┌────────

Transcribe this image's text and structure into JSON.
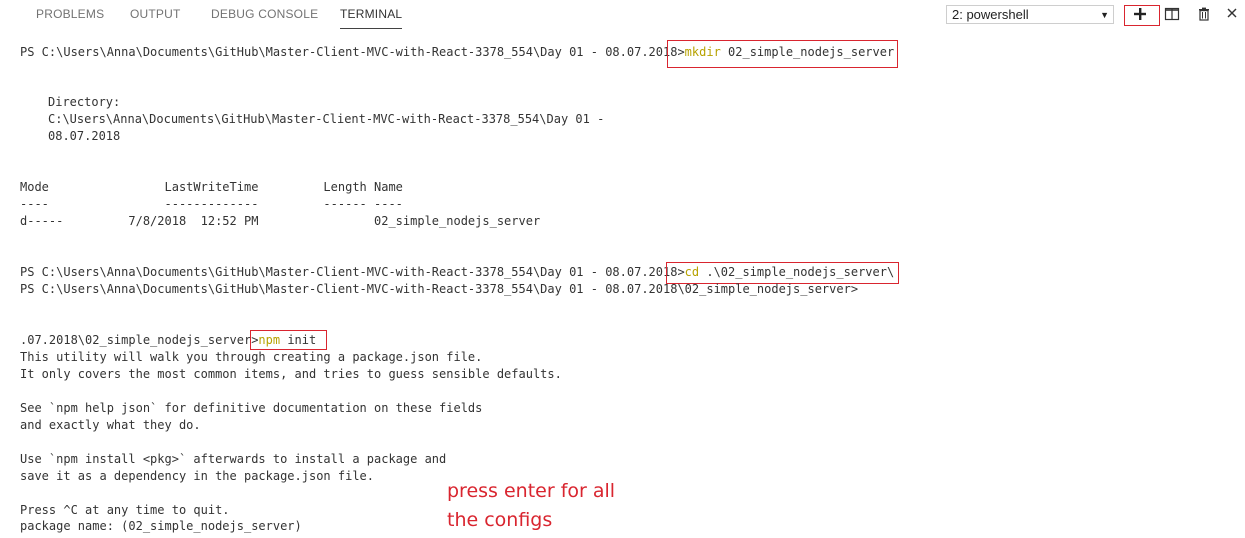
{
  "tabs": [
    {
      "label": "PROBLEMS"
    },
    {
      "label": "OUTPUT"
    },
    {
      "label": "DEBUG CONSOLE"
    },
    {
      "label": "TERMINAL",
      "active": true
    }
  ],
  "toolbar": {
    "terminal_select": "2: powershell",
    "new_terminal_icon": "plus-icon",
    "split_icon": "split-terminal-icon",
    "kill_icon": "trash-icon",
    "close_icon": "close-icon"
  },
  "terminal": {
    "l1_prompt": "PS C:\\Users\\Anna\\Documents\\GitHub\\Master-Client-MVC-with-React-3378_554\\Day 01 - 08.07.2018>",
    "l1_cmd": "mkdir",
    "l1_arg": " 02_simple_nodejs_server",
    "dir_label": "Directory:",
    "dir_path1": "C:\\Users\\Anna\\Documents\\GitHub\\Master-Client-MVC-with-React-3378_554\\Day 01 -",
    "dir_path2": "08.07.2018",
    "header": "Mode                LastWriteTime         Length Name",
    "underline": "----                -------------         ------ ----",
    "row": "d-----         7/8/2018  12:52 PM                02_simple_nodejs_server",
    "l2_prompt": "PS C:\\Users\\Anna\\Documents\\GitHub\\Master-Client-MVC-with-React-3378_554\\Day 01 - 08.07.2018>",
    "l2_cmd": "cd",
    "l2_arg": " .\\02_simple_nodejs_server\\",
    "l3_prompt": "PS C:\\Users\\Anna\\Documents\\GitHub\\Master-Client-MVC-with-React-3378_554\\Day 01 - 08.07.2018\\02_simple_nodejs_server>",
    "l4_prompt": ".07.2018\\02_simple_nodejs_server>",
    "l4_cmd": "npm",
    "l4_arg": " init",
    "out1": "This utility will walk you through creating a package.json file.",
    "out2": "It only covers the most common items, and tries to guess sensible defaults.",
    "out3": "See `npm help json` for definitive documentation on these fields",
    "out4": "and exactly what they do.",
    "out5": "Use `npm install <pkg>` afterwards to install a package and",
    "out6": "save it as a dependency in the package.json file.",
    "out7": "Press ^C at any time to quit.",
    "out8": "package name: (02_simple_nodejs_server)"
  },
  "annotation": {
    "line1": "press enter for all",
    "line2": "the configs"
  },
  "colors": {
    "highlight": "#d9252f",
    "command": "#b7a200"
  }
}
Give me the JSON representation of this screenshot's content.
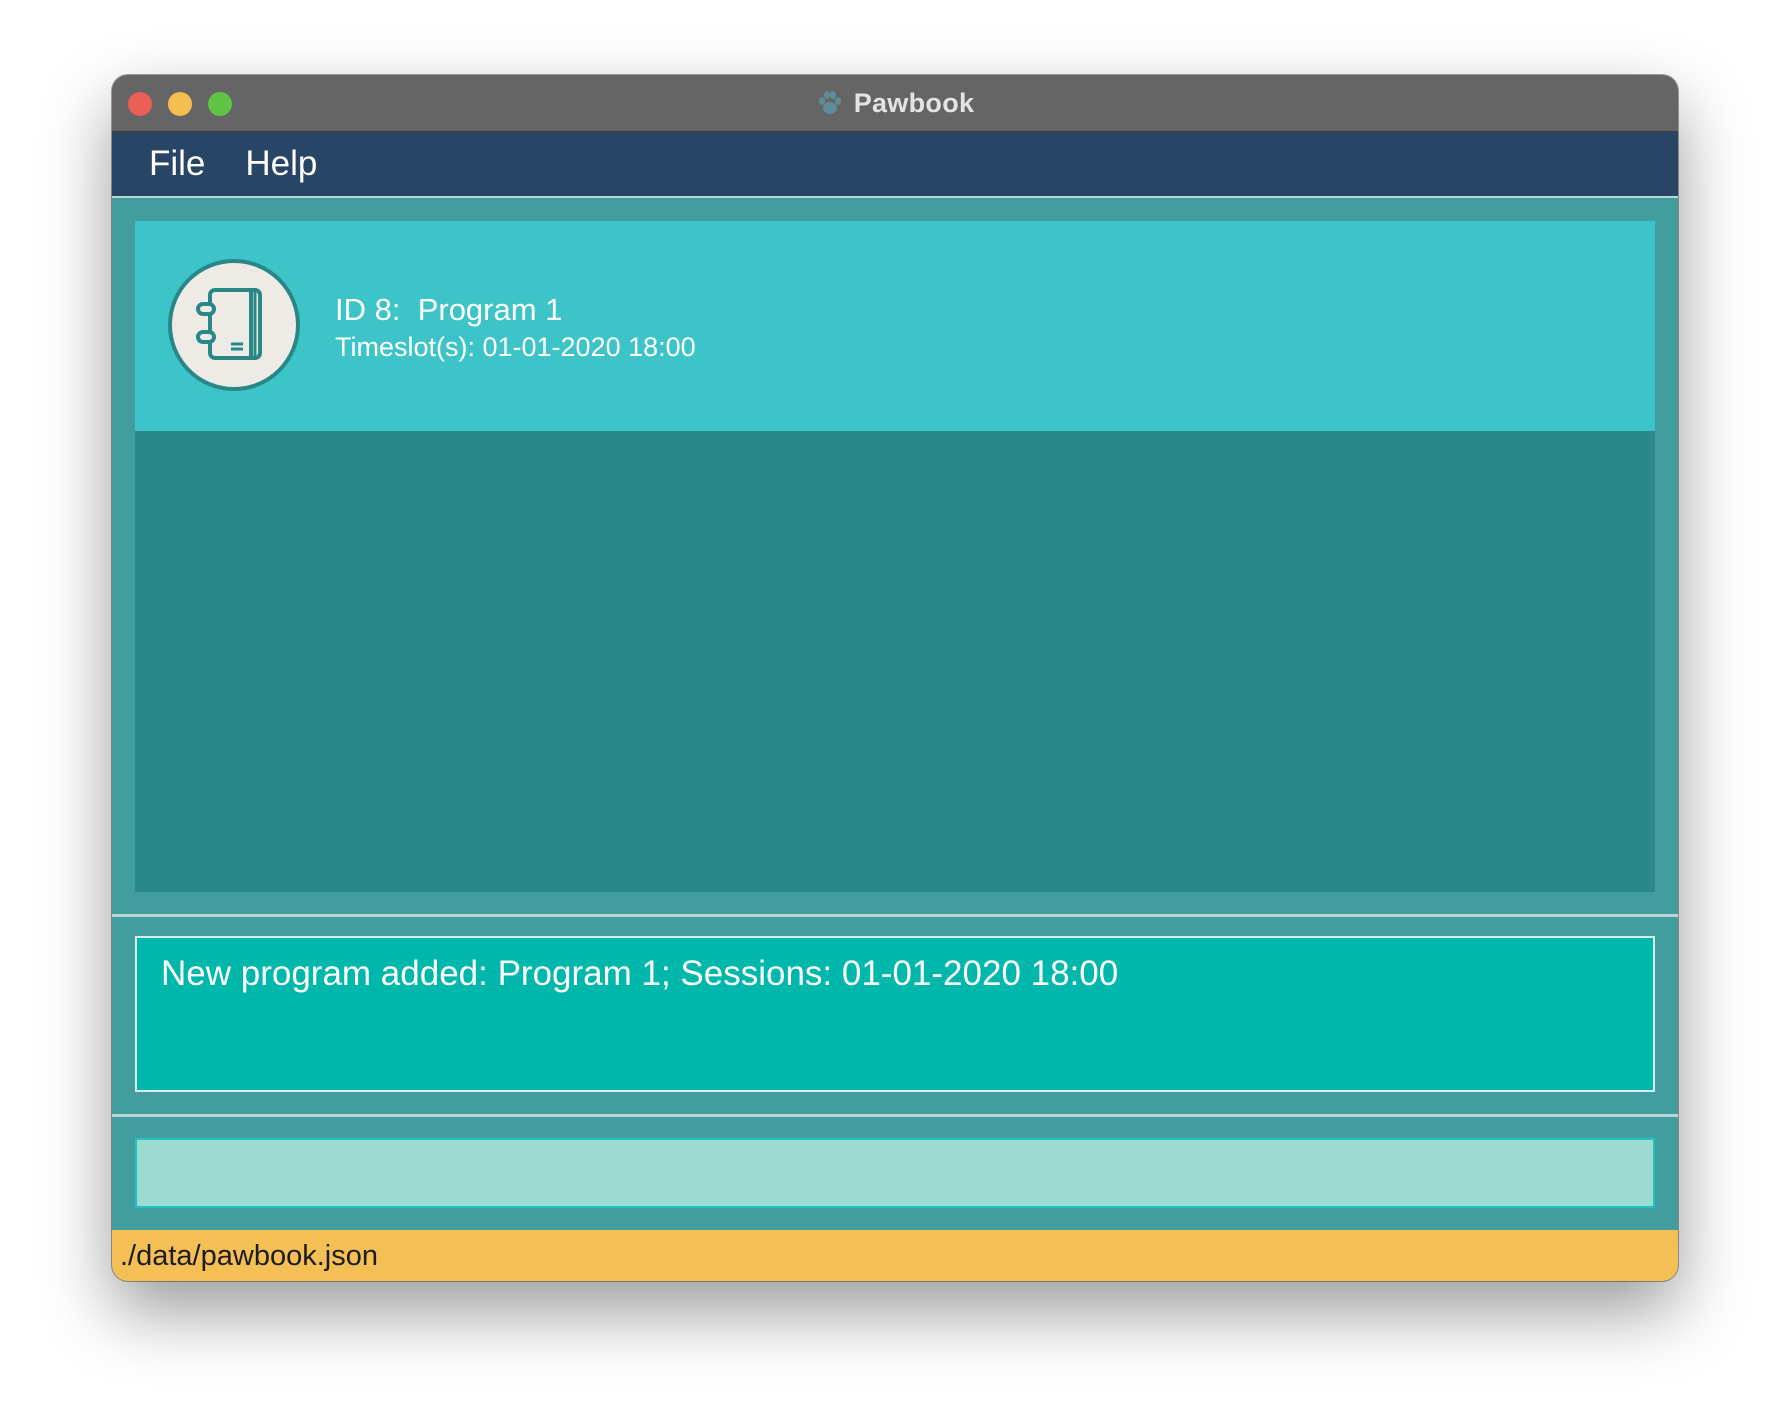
{
  "window": {
    "title": "Pawbook",
    "title_icon": "paw-icon"
  },
  "menubar": {
    "items": [
      {
        "label": "File"
      },
      {
        "label": "Help"
      }
    ]
  },
  "program_list": {
    "items": [
      {
        "icon": "notebook-icon",
        "title": "ID 8:  Program 1",
        "timeslot": "Timeslot(s): 01-01-2020 18:00"
      }
    ]
  },
  "result_display": {
    "text": "New program added: Program 1; Sessions: 01-01-2020 18:00"
  },
  "command_box": {
    "value": "",
    "placeholder": ""
  },
  "status_bar": {
    "path": "./data/pawbook.json"
  },
  "colors": {
    "menubar": "#284566",
    "card": "#3cc4c8",
    "list_background": "#298888",
    "result_background": "#00b7ab",
    "command_background": "#9ddad1",
    "status_bar": "#f4bf55"
  }
}
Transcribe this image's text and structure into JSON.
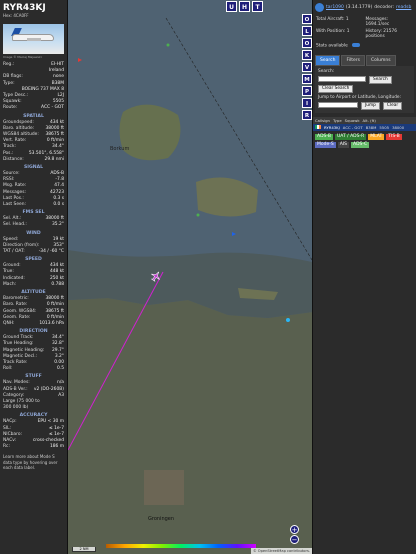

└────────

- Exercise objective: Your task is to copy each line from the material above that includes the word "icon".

- Answer for the task:
    "new_terminal_icon": "plus-icon",
    "split_icon": "split-terminal-icon",
    "kill_icon": "trash-icon",
    "close_icon": "close-icon"
    "title_icon": "paw-icon"
        "icon": "notebook-icon",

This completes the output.